Home heating has evolved significantly over the centuries, from primitive methods in ancient times to sophisticated and efficient systems in modern times. Here we will explore the evolution of home heating technology and point out some of the major changes and developments:
- Ancient Times: In ancient times, people relied on fire for warmth. They used fire pits, open fires, and primitive stoves to heat their homes. In some regions, they also used animal skins and furs to insulate their homes.
- Middle Ages: During the Middle Ages, fireplaces became more common in homes. They were used for both cooking and heating. Wood was the main fuel used for heating, and it was burned in open fireplaces or stoves.

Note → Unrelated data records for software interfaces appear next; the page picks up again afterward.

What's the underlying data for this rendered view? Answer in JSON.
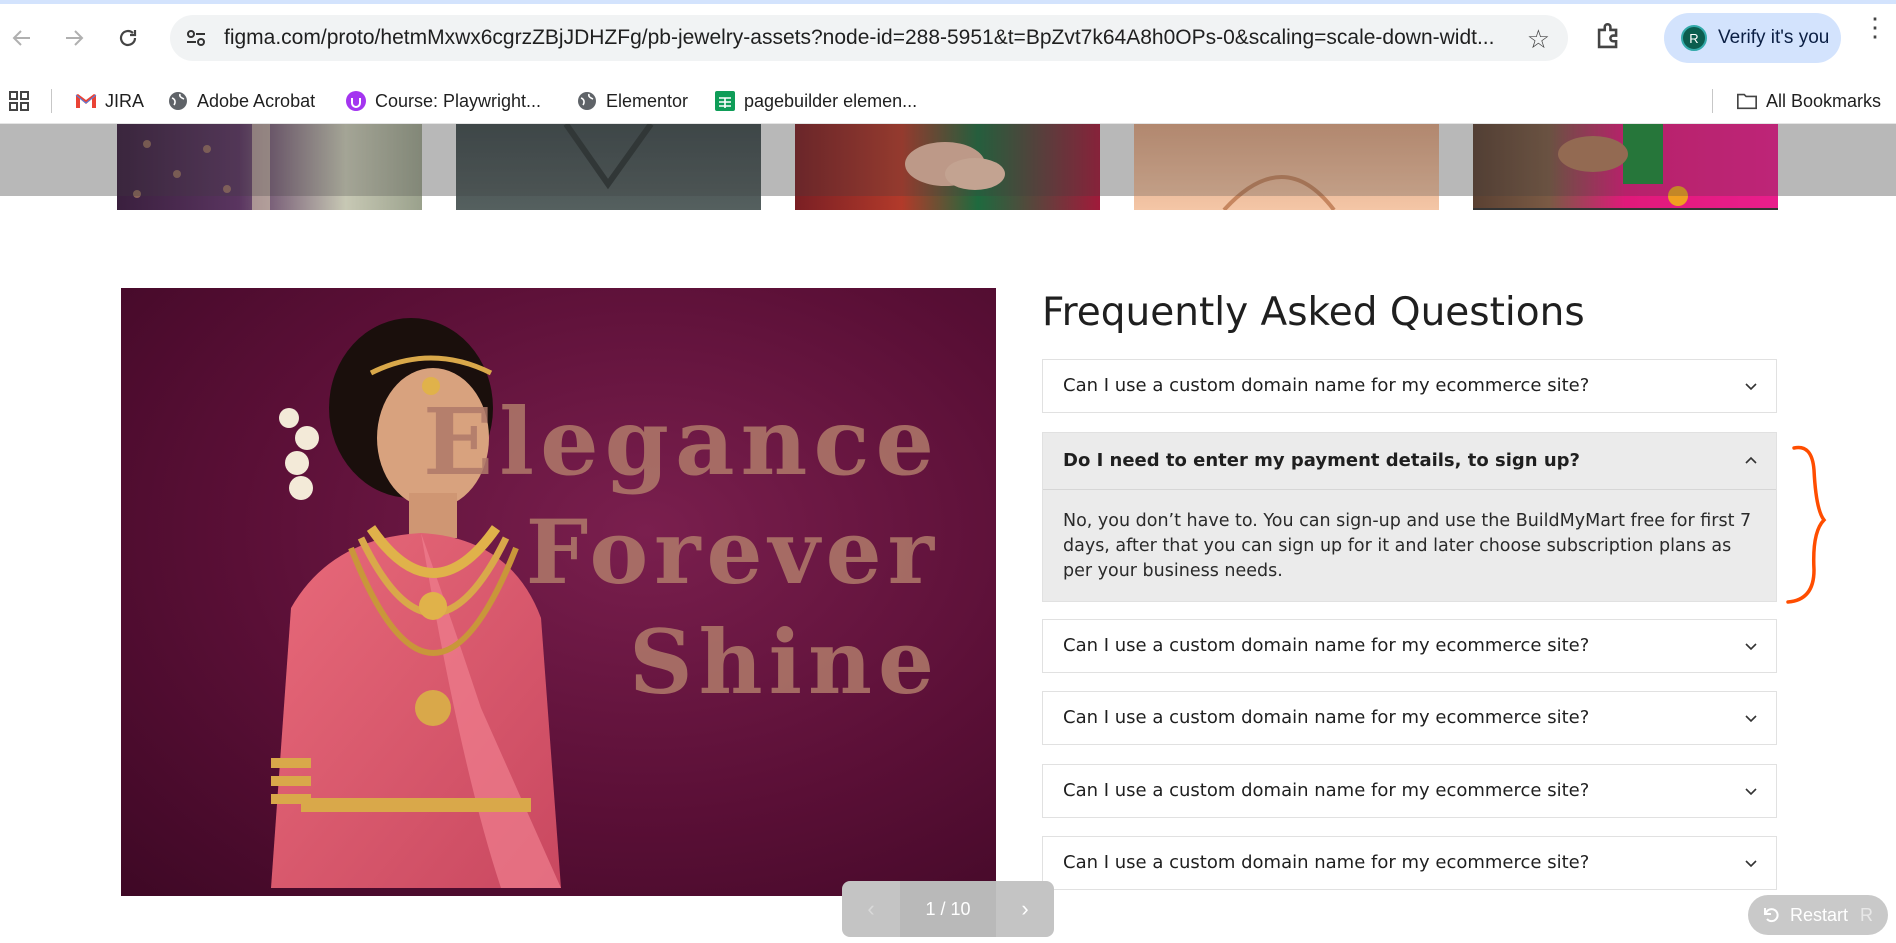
{
  "browser": {
    "url": "figma.com/proto/hetmMxwx6cgrzZBjJDHZFg/pb-jewelry-assets?node-id=288-5951&t=BpZvt7k64A8h0OPs-0&scaling=scale-down-widt...",
    "verify_label": "Verify it's you",
    "avatar_initial": "R",
    "icons": {
      "back": "arrow-left-icon",
      "forward": "arrow-right-icon",
      "reload": "reload-icon",
      "star": "star-icon",
      "extensions": "puzzle-icon",
      "menu": "kebab-icon"
    }
  },
  "bookmarks": {
    "items": [
      {
        "label": "JIRA",
        "icon": "gmail-icon"
      },
      {
        "label": "Adobe Acrobat",
        "icon": "globe-icon"
      },
      {
        "label": "Course: Playwright...",
        "icon": "udemy-icon"
      },
      {
        "label": "Elementor",
        "icon": "globe-icon"
      },
      {
        "label": "pagebuilder elemen...",
        "icon": "sheets-icon"
      }
    ],
    "all_bookmarks": "All Bookmarks"
  },
  "hero": {
    "lines": [
      "Elegance",
      "Forever",
      "Shine"
    ]
  },
  "faq": {
    "title": "Frequently Asked Questions",
    "items": [
      {
        "question": "Can I use a custom domain name for my ecommerce site?"
      },
      {
        "question": "Do I need to enter my payment details, to sign up?",
        "answer": "No, you don’t have to. You can sign-up and use the BuildMyMart free for first 7 days, after that you can  sign up for it and later choose subscription plans as per your business needs."
      },
      {
        "question": "Can I use a custom domain name for my ecommerce site?"
      },
      {
        "question": "Can I use a custom domain name for my ecommerce site?"
      },
      {
        "question": "Can I use a custom domain name for my ecommerce site?"
      },
      {
        "question": "Can I use a custom domain name for my ecommerce site?"
      }
    ]
  },
  "pager": {
    "label": "1 / 10"
  },
  "restart": {
    "label": "Restart",
    "suffix": "R"
  },
  "colors": {
    "accent_blue": "#d3e3fd",
    "annotation_orange": "#ff4d00",
    "hero_bg": "#5a0f36"
  }
}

- 18th and 19th Centuries: The 18th and 19th centuries saw significant advancements in home heating technology. Cast iron stoves became popular, which allowed for more efficient burning of wood and coal. In the early 19th century, steam radiators were introduced, which allowed for central heating systems in large buildings.
- 20th Century: The 20th century brought many changes to home heating. In the early part of the century, coal-fired furnaces were common in homes. Later, natural gas and oil became popular fuel sources for home heating. Central heating systems became more widespread, and electric heating systems were also introduced.
- Modern Times: Today, there are many different types of home heating systems available, including forced-air systems, radiant heating, geothermal heating, and far-infrared heating. Many modern homes now feature smart thermostats, which allow for convenient remote control and programming of home heating systems, making it easier to maintain comfortable temperatures while also conserving energy.
Overall, the evolution of home heating technology has allowed for more efficient and effective heating of homes. As energy costs and environmental concerns have become more prominent, there has been a growing emphasis on developing and using more sustainable and eco-friendly home heating systems, such as Infracomfort far-infrared heat panels.